**EXERCISE:** Leave out the pictures and restate every entry word for word.

**SUPPLIED RECORDS:**
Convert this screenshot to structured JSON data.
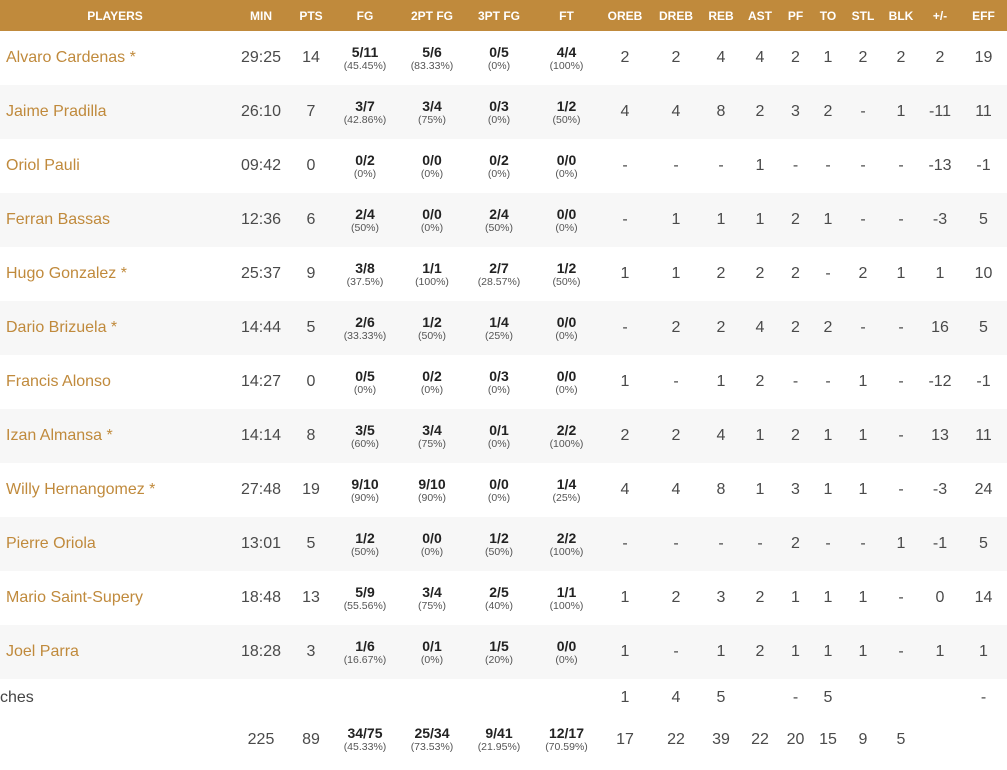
{
  "headers": [
    "PLAYERS",
    "MIN",
    "PTS",
    "FG",
    "2PT FG",
    "3PT FG",
    "FT",
    "OREB",
    "DREB",
    "REB",
    "AST",
    "PF",
    "TO",
    "STL",
    "BLK",
    "+/-",
    "EFF"
  ],
  "players": [
    {
      "name": "Alvaro Cardenas *",
      "min": "29:25",
      "pts": "14",
      "fg": "5/11",
      "fg_pct": "(45.45%)",
      "p2": "5/6",
      "p2_pct": "(83.33%)",
      "p3": "0/5",
      "p3_pct": "(0%)",
      "ft": "4/4",
      "ft_pct": "(100%)",
      "oreb": "2",
      "dreb": "2",
      "reb": "4",
      "ast": "4",
      "pf": "2",
      "to": "1",
      "stl": "2",
      "blk": "2",
      "pm": "2",
      "eff": "19"
    },
    {
      "name": "Jaime Pradilla",
      "min": "26:10",
      "pts": "7",
      "fg": "3/7",
      "fg_pct": "(42.86%)",
      "p2": "3/4",
      "p2_pct": "(75%)",
      "p3": "0/3",
      "p3_pct": "(0%)",
      "ft": "1/2",
      "ft_pct": "(50%)",
      "oreb": "4",
      "dreb": "4",
      "reb": "8",
      "ast": "2",
      "pf": "3",
      "to": "2",
      "stl": "-",
      "blk": "1",
      "pm": "-11",
      "eff": "11"
    },
    {
      "name": "Oriol Pauli",
      "min": "09:42",
      "pts": "0",
      "fg": "0/2",
      "fg_pct": "(0%)",
      "p2": "0/0",
      "p2_pct": "(0%)",
      "p3": "0/2",
      "p3_pct": "(0%)",
      "ft": "0/0",
      "ft_pct": "(0%)",
      "oreb": "-",
      "dreb": "-",
      "reb": "-",
      "ast": "1",
      "pf": "-",
      "to": "-",
      "stl": "-",
      "blk": "-",
      "pm": "-13",
      "eff": "-1"
    },
    {
      "name": "Ferran Bassas",
      "min": "12:36",
      "pts": "6",
      "fg": "2/4",
      "fg_pct": "(50%)",
      "p2": "0/0",
      "p2_pct": "(0%)",
      "p3": "2/4",
      "p3_pct": "(50%)",
      "ft": "0/0",
      "ft_pct": "(0%)",
      "oreb": "-",
      "dreb": "1",
      "reb": "1",
      "ast": "1",
      "pf": "2",
      "to": "1",
      "stl": "-",
      "blk": "-",
      "pm": "-3",
      "eff": "5"
    },
    {
      "name": "Hugo Gonzalez *",
      "min": "25:37",
      "pts": "9",
      "fg": "3/8",
      "fg_pct": "(37.5%)",
      "p2": "1/1",
      "p2_pct": "(100%)",
      "p3": "2/7",
      "p3_pct": "(28.57%)",
      "ft": "1/2",
      "ft_pct": "(50%)",
      "oreb": "1",
      "dreb": "1",
      "reb": "2",
      "ast": "2",
      "pf": "2",
      "to": "-",
      "stl": "2",
      "blk": "1",
      "pm": "1",
      "eff": "10"
    },
    {
      "name": "Dario Brizuela *",
      "min": "14:44",
      "pts": "5",
      "fg": "2/6",
      "fg_pct": "(33.33%)",
      "p2": "1/2",
      "p2_pct": "(50%)",
      "p3": "1/4",
      "p3_pct": "(25%)",
      "ft": "0/0",
      "ft_pct": "(0%)",
      "oreb": "-",
      "dreb": "2",
      "reb": "2",
      "ast": "4",
      "pf": "2",
      "to": "2",
      "stl": "-",
      "blk": "-",
      "pm": "16",
      "eff": "5"
    },
    {
      "name": "Francis Alonso",
      "min": "14:27",
      "pts": "0",
      "fg": "0/5",
      "fg_pct": "(0%)",
      "p2": "0/2",
      "p2_pct": "(0%)",
      "p3": "0/3",
      "p3_pct": "(0%)",
      "ft": "0/0",
      "ft_pct": "(0%)",
      "oreb": "1",
      "dreb": "-",
      "reb": "1",
      "ast": "2",
      "pf": "-",
      "to": "-",
      "stl": "1",
      "blk": "-",
      "pm": "-12",
      "eff": "-1"
    },
    {
      "name": "Izan Almansa *",
      "min": "14:14",
      "pts": "8",
      "fg": "3/5",
      "fg_pct": "(60%)",
      "p2": "3/4",
      "p2_pct": "(75%)",
      "p3": "0/1",
      "p3_pct": "(0%)",
      "ft": "2/2",
      "ft_pct": "(100%)",
      "oreb": "2",
      "dreb": "2",
      "reb": "4",
      "ast": "1",
      "pf": "2",
      "to": "1",
      "stl": "1",
      "blk": "-",
      "pm": "13",
      "eff": "11"
    },
    {
      "name": "Willy Hernangomez *",
      "min": "27:48",
      "pts": "19",
      "fg": "9/10",
      "fg_pct": "(90%)",
      "p2": "9/10",
      "p2_pct": "(90%)",
      "p3": "0/0",
      "p3_pct": "(0%)",
      "ft": "1/4",
      "ft_pct": "(25%)",
      "oreb": "4",
      "dreb": "4",
      "reb": "8",
      "ast": "1",
      "pf": "3",
      "to": "1",
      "stl": "1",
      "blk": "-",
      "pm": "-3",
      "eff": "24"
    },
    {
      "name": "Pierre Oriola",
      "min": "13:01",
      "pts": "5",
      "fg": "1/2",
      "fg_pct": "(50%)",
      "p2": "0/0",
      "p2_pct": "(0%)",
      "p3": "1/2",
      "p3_pct": "(50%)",
      "ft": "2/2",
      "ft_pct": "(100%)",
      "oreb": "-",
      "dreb": "-",
      "reb": "-",
      "ast": "-",
      "pf": "2",
      "to": "-",
      "stl": "-",
      "blk": "1",
      "pm": "-1",
      "eff": "5"
    },
    {
      "name": "Mario Saint-Supery",
      "min": "18:48",
      "pts": "13",
      "fg": "5/9",
      "fg_pct": "(55.56%)",
      "p2": "3/4",
      "p2_pct": "(75%)",
      "p3": "2/5",
      "p3_pct": "(40%)",
      "ft": "1/1",
      "ft_pct": "(100%)",
      "oreb": "1",
      "dreb": "2",
      "reb": "3",
      "ast": "2",
      "pf": "1",
      "to": "1",
      "stl": "1",
      "blk": "-",
      "pm": "0",
      "eff": "14"
    },
    {
      "name": "Joel Parra",
      "min": "18:28",
      "pts": "3",
      "fg": "1/6",
      "fg_pct": "(16.67%)",
      "p2": "0/1",
      "p2_pct": "(0%)",
      "p3": "1/5",
      "p3_pct": "(20%)",
      "ft": "0/0",
      "ft_pct": "(0%)",
      "oreb": "1",
      "dreb": "-",
      "reb": "1",
      "ast": "2",
      "pf": "1",
      "to": "1",
      "stl": "1",
      "blk": "-",
      "pm": "1",
      "eff": "1"
    }
  ],
  "coaches": {
    "label": "ches",
    "oreb": "1",
    "dreb": "4",
    "reb": "5",
    "ast": "",
    "pf": "-",
    "to": "5",
    "stl": "",
    "blk": "",
    "pm": "",
    "eff": "-"
  },
  "totals": {
    "min": "225",
    "pts": "89",
    "fg": "34/75",
    "fg_pct": "(45.33%)",
    "p2": "25/34",
    "p2_pct": "(73.53%)",
    "p3": "9/41",
    "p3_pct": "(21.95%)",
    "ft": "12/17",
    "ft_pct": "(70.59%)",
    "oreb": "17",
    "dreb": "22",
    "reb": "39",
    "ast": "22",
    "pf": "20",
    "to": "15",
    "stl": "9",
    "blk": "5",
    "pm": "",
    "eff": ""
  },
  "colors": {
    "accent": "#c08a3c",
    "row_alt": "#f7f7f7",
    "text": "#4a4a4a"
  }
}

**TASK SOLUTION:**
Convert this screenshot to structured JSON data.
{
  "headers": [
    "PLAYERS",
    "MIN",
    "PTS",
    "FG",
    "2PT FG",
    "3PT FG",
    "FT",
    "OREB",
    "DREB",
    "REB",
    "AST",
    "PF",
    "TO",
    "STL",
    "BLK",
    "+/-",
    "EFF"
  ],
  "players": [
    {
      "name": "Alvaro Cardenas *",
      "min": "29:25",
      "pts": "14",
      "fg": "5/11",
      "fg_pct": "(45.45%)",
      "p2": "5/6",
      "p2_pct": "(83.33%)",
      "p3": "0/5",
      "p3_pct": "(0%)",
      "ft": "4/4",
      "ft_pct": "(100%)",
      "oreb": "2",
      "dreb": "2",
      "reb": "4",
      "ast": "4",
      "pf": "2",
      "to": "1",
      "stl": "2",
      "blk": "2",
      "pm": "2",
      "eff": "19"
    },
    {
      "name": "Jaime Pradilla",
      "min": "26:10",
      "pts": "7",
      "fg": "3/7",
      "fg_pct": "(42.86%)",
      "p2": "3/4",
      "p2_pct": "(75%)",
      "p3": "0/3",
      "p3_pct": "(0%)",
      "ft": "1/2",
      "ft_pct": "(50%)",
      "oreb": "4",
      "dreb": "4",
      "reb": "8",
      "ast": "2",
      "pf": "3",
      "to": "2",
      "stl": "-",
      "blk": "1",
      "pm": "-11",
      "eff": "11"
    },
    {
      "name": "Oriol Pauli",
      "min": "09:42",
      "pts": "0",
      "fg": "0/2",
      "fg_pct": "(0%)",
      "p2": "0/0",
      "p2_pct": "(0%)",
      "p3": "0/2",
      "p3_pct": "(0%)",
      "ft": "0/0",
      "ft_pct": "(0%)",
      "oreb": "-",
      "dreb": "-",
      "reb": "-",
      "ast": "1",
      "pf": "-",
      "to": "-",
      "stl": "-",
      "blk": "-",
      "pm": "-13",
      "eff": "-1"
    },
    {
      "name": "Ferran Bassas",
      "min": "12:36",
      "pts": "6",
      "fg": "2/4",
      "fg_pct": "(50%)",
      "p2": "0/0",
      "p2_pct": "(0%)",
      "p3": "2/4",
      "p3_pct": "(50%)",
      "ft": "0/0",
      "ft_pct": "(0%)",
      "oreb": "-",
      "dreb": "1",
      "reb": "1",
      "ast": "1",
      "pf": "2",
      "to": "1",
      "stl": "-",
      "blk": "-",
      "pm": "-3",
      "eff": "5"
    },
    {
      "name": "Hugo Gonzalez *",
      "min": "25:37",
      "pts": "9",
      "fg": "3/8",
      "fg_pct": "(37.5%)",
      "p2": "1/1",
      "p2_pct": "(100%)",
      "p3": "2/7",
      "p3_pct": "(28.57%)",
      "ft": "1/2",
      "ft_pct": "(50%)",
      "oreb": "1",
      "dreb": "1",
      "reb": "2",
      "ast": "2",
      "pf": "2",
      "to": "-",
      "stl": "2",
      "blk": "1",
      "pm": "1",
      "eff": "10"
    },
    {
      "name": "Dario Brizuela *",
      "min": "14:44",
      "pts": "5",
      "fg": "2/6",
      "fg_pct": "(33.33%)",
      "p2": "1/2",
      "p2_pct": "(50%)",
      "p3": "1/4",
      "p3_pct": "(25%)",
      "ft": "0/0",
      "ft_pct": "(0%)",
      "oreb": "-",
      "dreb": "2",
      "reb": "2",
      "ast": "4",
      "pf": "2",
      "to": "2",
      "stl": "-",
      "blk": "-",
      "pm": "16",
      "eff": "5"
    },
    {
      "name": "Francis Alonso",
      "min": "14:27",
      "pts": "0",
      "fg": "0/5",
      "fg_pct": "(0%)",
      "p2": "0/2",
      "p2_pct": "(0%)",
      "p3": "0/3",
      "p3_pct": "(0%)",
      "ft": "0/0",
      "ft_pct": "(0%)",
      "oreb": "1",
      "dreb": "-",
      "reb": "1",
      "ast": "2",
      "pf": "-",
      "to": "-",
      "stl": "1",
      "blk": "-",
      "pm": "-12",
      "eff": "-1"
    },
    {
      "name": "Izan Almansa *",
      "min": "14:14",
      "pts": "8",
      "fg": "3/5",
      "fg_pct": "(60%)",
      "p2": "3/4",
      "p2_pct": "(75%)",
      "p3": "0/1",
      "p3_pct": "(0%)",
      "ft": "2/2",
      "ft_pct": "(100%)",
      "oreb": "2",
      "dreb": "2",
      "reb": "4",
      "ast": "1",
      "pf": "2",
      "to": "1",
      "stl": "1",
      "blk": "-",
      "pm": "13",
      "eff": "11"
    },
    {
      "name": "Willy Hernangomez *",
      "min": "27:48",
      "pts": "19",
      "fg": "9/10",
      "fg_pct": "(90%)",
      "p2": "9/10",
      "p2_pct": "(90%)",
      "p3": "0/0",
      "p3_pct": "(0%)",
      "ft": "1/4",
      "ft_pct": "(25%)",
      "oreb": "4",
      "dreb": "4",
      "reb": "8",
      "ast": "1",
      "pf": "3",
      "to": "1",
      "stl": "1",
      "blk": "-",
      "pm": "-3",
      "eff": "24"
    },
    {
      "name": "Pierre Oriola",
      "min": "13:01",
      "pts": "5",
      "fg": "1/2",
      "fg_pct": "(50%)",
      "p2": "0/0",
      "p2_pct": "(0%)",
      "p3": "1/2",
      "p3_pct": "(50%)",
      "ft": "2/2",
      "ft_pct": "(100%)",
      "oreb": "-",
      "dreb": "-",
      "reb": "-",
      "ast": "-",
      "pf": "2",
      "to": "-",
      "stl": "-",
      "blk": "1",
      "pm": "-1",
      "eff": "5"
    },
    {
      "name": "Mario Saint-Supery",
      "min": "18:48",
      "pts": "13",
      "fg": "5/9",
      "fg_pct": "(55.56%)",
      "p2": "3/4",
      "p2_pct": "(75%)",
      "p3": "2/5",
      "p3_pct": "(40%)",
      "ft": "1/1",
      "ft_pct": "(100%)",
      "oreb": "1",
      "dreb": "2",
      "reb": "3",
      "ast": "2",
      "pf": "1",
      "to": "1",
      "stl": "1",
      "blk": "-",
      "pm": "0",
      "eff": "14"
    },
    {
      "name": "Joel Parra",
      "min": "18:28",
      "pts": "3",
      "fg": "1/6",
      "fg_pct": "(16.67%)",
      "p2": "0/1",
      "p2_pct": "(0%)",
      "p3": "1/5",
      "p3_pct": "(20%)",
      "ft": "0/0",
      "ft_pct": "(0%)",
      "oreb": "1",
      "dreb": "-",
      "reb": "1",
      "ast": "2",
      "pf": "1",
      "to": "1",
      "stl": "1",
      "blk": "-",
      "pm": "1",
      "eff": "1"
    }
  ],
  "coaches": {
    "label": "ches",
    "oreb": "1",
    "dreb": "4",
    "reb": "5",
    "ast": "",
    "pf": "-",
    "to": "5",
    "stl": "",
    "blk": "",
    "pm": "",
    "eff": "-"
  },
  "totals": {
    "min": "225",
    "pts": "89",
    "fg": "34/75",
    "fg_pct": "(45.33%)",
    "p2": "25/34",
    "p2_pct": "(73.53%)",
    "p3": "9/41",
    "p3_pct": "(21.95%)",
    "ft": "12/17",
    "ft_pct": "(70.59%)",
    "oreb": "17",
    "dreb": "22",
    "reb": "39",
    "ast": "22",
    "pf": "20",
    "to": "15",
    "stl": "9",
    "blk": "5",
    "pm": "",
    "eff": ""
  },
  "colors": {
    "accent": "#c08a3c",
    "row_alt": "#f7f7f7",
    "text": "#4a4a4a"
  }
}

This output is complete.